- Worth noting: mosquitoes can bite through mesh; medics advise also using repellent on your skin in malarial regions
- Cost: £50, €58
- Rating: quality 8/10; practicality 9/10; value 9/10
- More info: vango.co.uk
For active travel in cool climates Thunderbolt jeans tick all the boxes © David Else / Lonely Planet
Thunderbolt Sportswear jeans
For active travel in cool climates Thunderbolt jeans are an excellent choice. Despite the ‘jeans’ tag, they’re not denim, but a technical fabric which is wind-resistant, water-resistant and dirt-resistant on the outside while comfortable on the inside thanks to its soft lining and four-way stretch. So you can wear them all day, sightseeing in the city or hiking in the hills, and they still look good when you go to a bar in the evening.
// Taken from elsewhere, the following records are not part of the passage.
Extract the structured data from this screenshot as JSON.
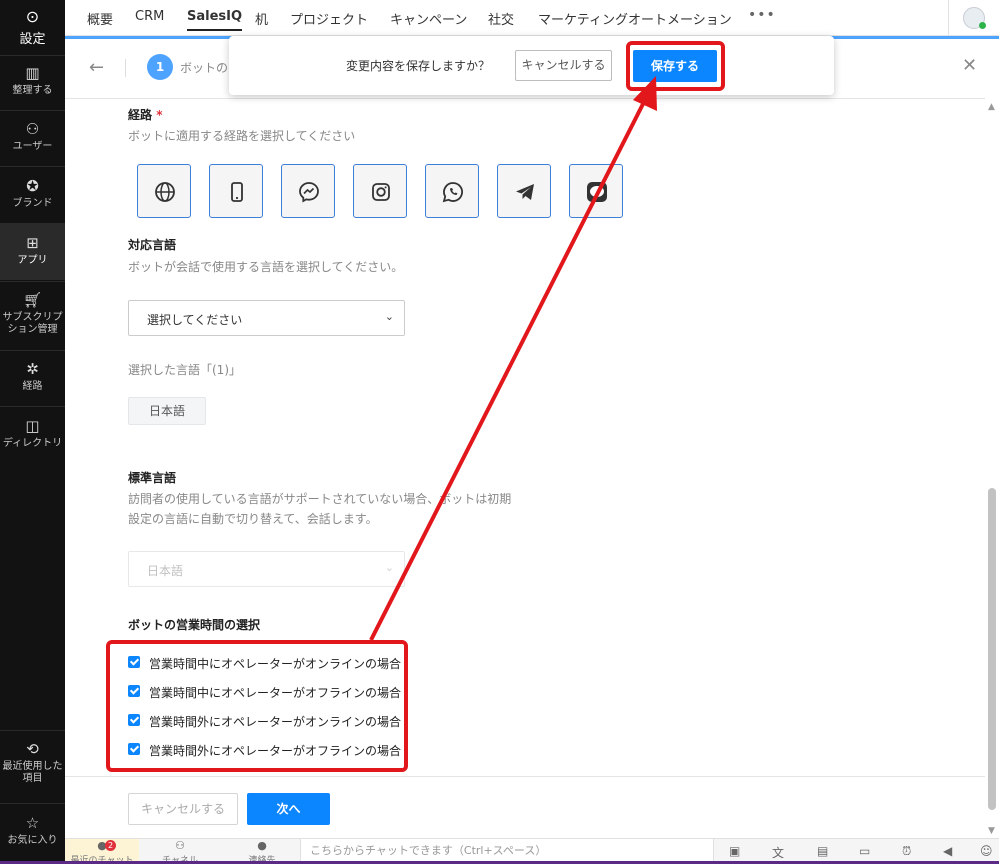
{
  "sidebar": {
    "header": {
      "back_icon": "back-circle-icon",
      "title": "設定"
    },
    "items": [
      {
        "label": "整理する",
        "icon": "organize-icon"
      },
      {
        "label": "ユーザー",
        "icon": "users-icon"
      },
      {
        "label": "ブランド",
        "icon": "brand-icon"
      },
      {
        "label": "アプリ",
        "icon": "apps-icon",
        "active": true
      },
      {
        "label": "サブスクリプション管理",
        "icon": "cart-icon"
      },
      {
        "label": "経路",
        "icon": "channels-icon"
      },
      {
        "label": "ディレクトリ",
        "icon": "directory-icon"
      }
    ],
    "bottom_items": [
      {
        "label": "最近使用した項目",
        "icon": "history-icon"
      },
      {
        "label": "お気に入り",
        "icon": "star-icon"
      }
    ]
  },
  "topnav": {
    "tabs": [
      "概要",
      "CRM",
      "SalesIQ",
      "机",
      "プロジェクト",
      "キャンペーン",
      "社交",
      "マーケティングオートメーション"
    ],
    "active_tab": "SalesIQ",
    "more": "•••"
  },
  "header": {
    "step_number": "1",
    "step_label": "ボットの"
  },
  "popup": {
    "message": "変更内容を保存しますか？",
    "cancel_label": "キャンセルする",
    "save_label": "保存する"
  },
  "form": {
    "channels": {
      "label": "経路",
      "required_mark": "*",
      "description": "ボットに適用する経路を選択してください",
      "icons": [
        "globe-icon",
        "mobile-icon",
        "messenger-icon",
        "instagram-icon",
        "whatsapp-icon",
        "telegram-icon",
        "line-icon"
      ]
    },
    "language": {
      "label": "対応言語",
      "description": "ボットが会話で使用する言語を選択してください。",
      "select_placeholder": "選択してください",
      "selected_caption": "選択した言語「(1)」",
      "selected_chip": "日本語"
    },
    "default_language": {
      "label": "標準言語",
      "description_line1": "訪問者の使用している言語がサポートされていない場合、ボットは初期",
      "description_line2": "設定の言語に自動で切り替えて、会話します。",
      "value": "日本語"
    },
    "business_hours": {
      "label": "ボットの営業時間の選択",
      "options": [
        {
          "label": "営業時間中にオペレーターがオンラインの場合",
          "checked": true
        },
        {
          "label": "営業時間中にオペレーターがオフラインの場合",
          "checked": true
        },
        {
          "label": "営業時間外にオペレーターがオンラインの場合",
          "checked": true
        },
        {
          "label": "営業時間外にオペレーターがオフラインの場合",
          "checked": true
        }
      ]
    }
  },
  "footer": {
    "cancel_label": "キャンセルする",
    "next_label": "次へ"
  },
  "bottombar": {
    "tabs": [
      {
        "label": "最近のチャット",
        "badge": "2",
        "icon": "chat-icon"
      },
      {
        "label": "チャネル",
        "icon": "group-icon"
      },
      {
        "label": "連絡先",
        "icon": "contact-icon"
      }
    ],
    "chat_placeholder": "こちらからチャットできます（Ctrl+スペース）"
  },
  "colors": {
    "accent": "#0c86ff",
    "annotation": "#e2171c",
    "sidebar_bg": "#121212"
  }
}
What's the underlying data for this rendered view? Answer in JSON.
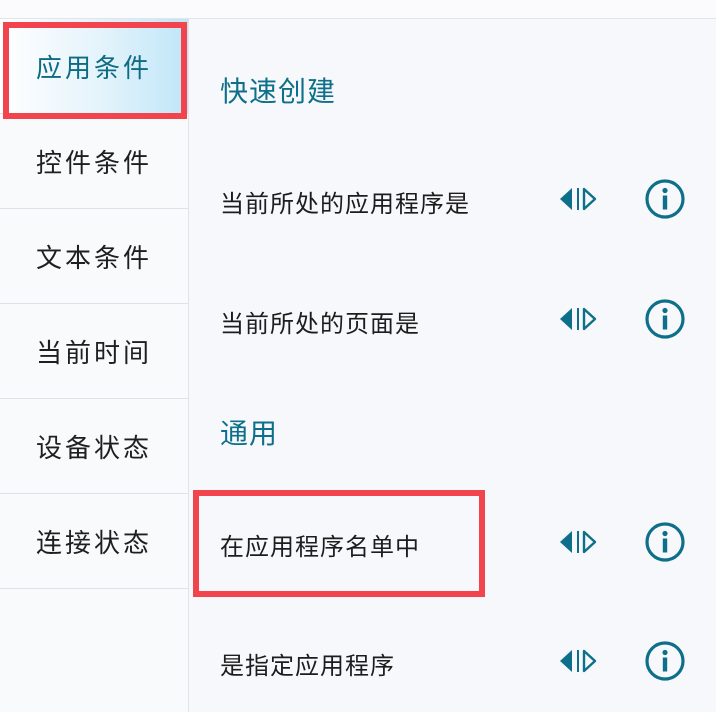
{
  "sidebar": {
    "items": [
      {
        "label": "应用条件",
        "active": true
      },
      {
        "label": "控件条件",
        "active": false
      },
      {
        "label": "文本条件",
        "active": false
      },
      {
        "label": "当前时间",
        "active": false
      },
      {
        "label": "设备状态",
        "active": false
      },
      {
        "label": "连接状态",
        "active": false
      }
    ]
  },
  "main": {
    "section_quick": "快速创建",
    "section_general": "通用",
    "rows": [
      {
        "label": "当前所处的应用程序是",
        "arrow_icon": "diamond-arrows-icon",
        "info_icon": "info-circle-icon"
      },
      {
        "label": "当前所处的页面是",
        "arrow_icon": "diamond-arrows-icon",
        "info_icon": "info-circle-icon"
      },
      {
        "label": "在应用程序名单中",
        "arrow_icon": "diamond-arrows-icon",
        "info_icon": "info-circle-icon"
      },
      {
        "label": "是指定应用程序",
        "arrow_icon": "diamond-arrows-icon",
        "info_icon": "info-circle-icon"
      }
    ]
  },
  "colors": {
    "accent": "#0e6f8a",
    "highlight": "#f2444c",
    "active_bg": "#bfe6f8"
  }
}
When testing these trousers, we found the material in front of the fly zip did not hold its shape; depending on your build and waistline, a belt may be required.
- Plus points: durable, comfortable, weather-resistant; male's sizes only
- Worth noting: one rear pocket has a hidden security zip, useful to guard against pickpockets
- Cost: $200
- Rating: quality 9/10; practicality 9/10; value 8/10
- More info: thunderboltsportswear.com
Packing Cubes & Packable Backpack from Standard Luggage make packing a work of art © David Else / Lonely Planet
Standard Luggage Packing Cubes & Packable Backpack
Previously we’ve tested the multi-functional Standard Luggage Travel Backpack that turns into a soft suitcase or carry-on bag for flights, city breaks or business trips. Packing Cubes are designed to fit neatly into the Travel Backpack to keep your kit clean and organised. Features include hanging loops, Velcro strips to attach cubes together, and mesh panels to check contents. A variation is the cube that turns into a small Packable Backpack to carry essentials around town while leaving your main bag at the hotel.
- Plus points: neat, light, functional; packing cubes and packable backpack sold separately
- Worth noting: complements the Travel Backpack, but can also be used in any similar bag
- Cost: packing cubes (set of three) $59; packable backpack $39
- Rating: quality 8/10; practicality 9/10; value 8/10
- More info: standardluggage.com
Waterproof with a map design, the Showers Pass Atlas jacket lives up to its name © David Else / Lonely Planet
Showers Pass Atlas jacket
Originally designed for cycling, the Atlas jacket is waterproof and windproof, so great for any kind of travel where it might be cold or raining. Understated and unusual, the subtle grey-on-black pattern incorporates maps of cities around the world, with no two jackets exactly alike.
Features include removable hood, zippable front air vents, internal and external pockets, and reinforced shoulders to protect against backpack straps. If you walk or ride the streets at night, the pattern is reflective, bouncing back the glare from car headlights to make you eminently visible – a safety plus whether you’re in New York or New Delhi.
- Plus points: waterproof, versatile, cool; male and female versions available
- Worth noting: black/grey only; for daytime some cyclists might prefer brighter colours
- Cost: $275, £210, €245
- Rating: quality 9/10; practicality 8/10; value 7/10
- More info: showerspass.com
How we review products
Our opinions are by definition subjective. Our testers (male, female, young, old) trial products in the real world, then give their honest opinion and scores for quality, practicality and value: 5/10 = mediocre; 6/10 = fair; 7/10 = good; 8/10 = very good; 9/10 = excellent; 10/10 = perfect. We don’t include anything that scores less than 5/10.
We aim for gender balance, and over a year cover an equal number of male- and female-specific items. We state where kit is available in male and female versions, or for everyone, unless it’s obvious.
Prices are quoted in at least one major currency. Where possible we include other currencies. We take prices from manufacturers’ websites; information was correct at the time of publication, but you may find different prices online or in specialist stores, particularly after a period of time when products are discounted.
Manufacturers supply Lonely Planet with test products for review. We do not accept freebies in exchange for positive coverage.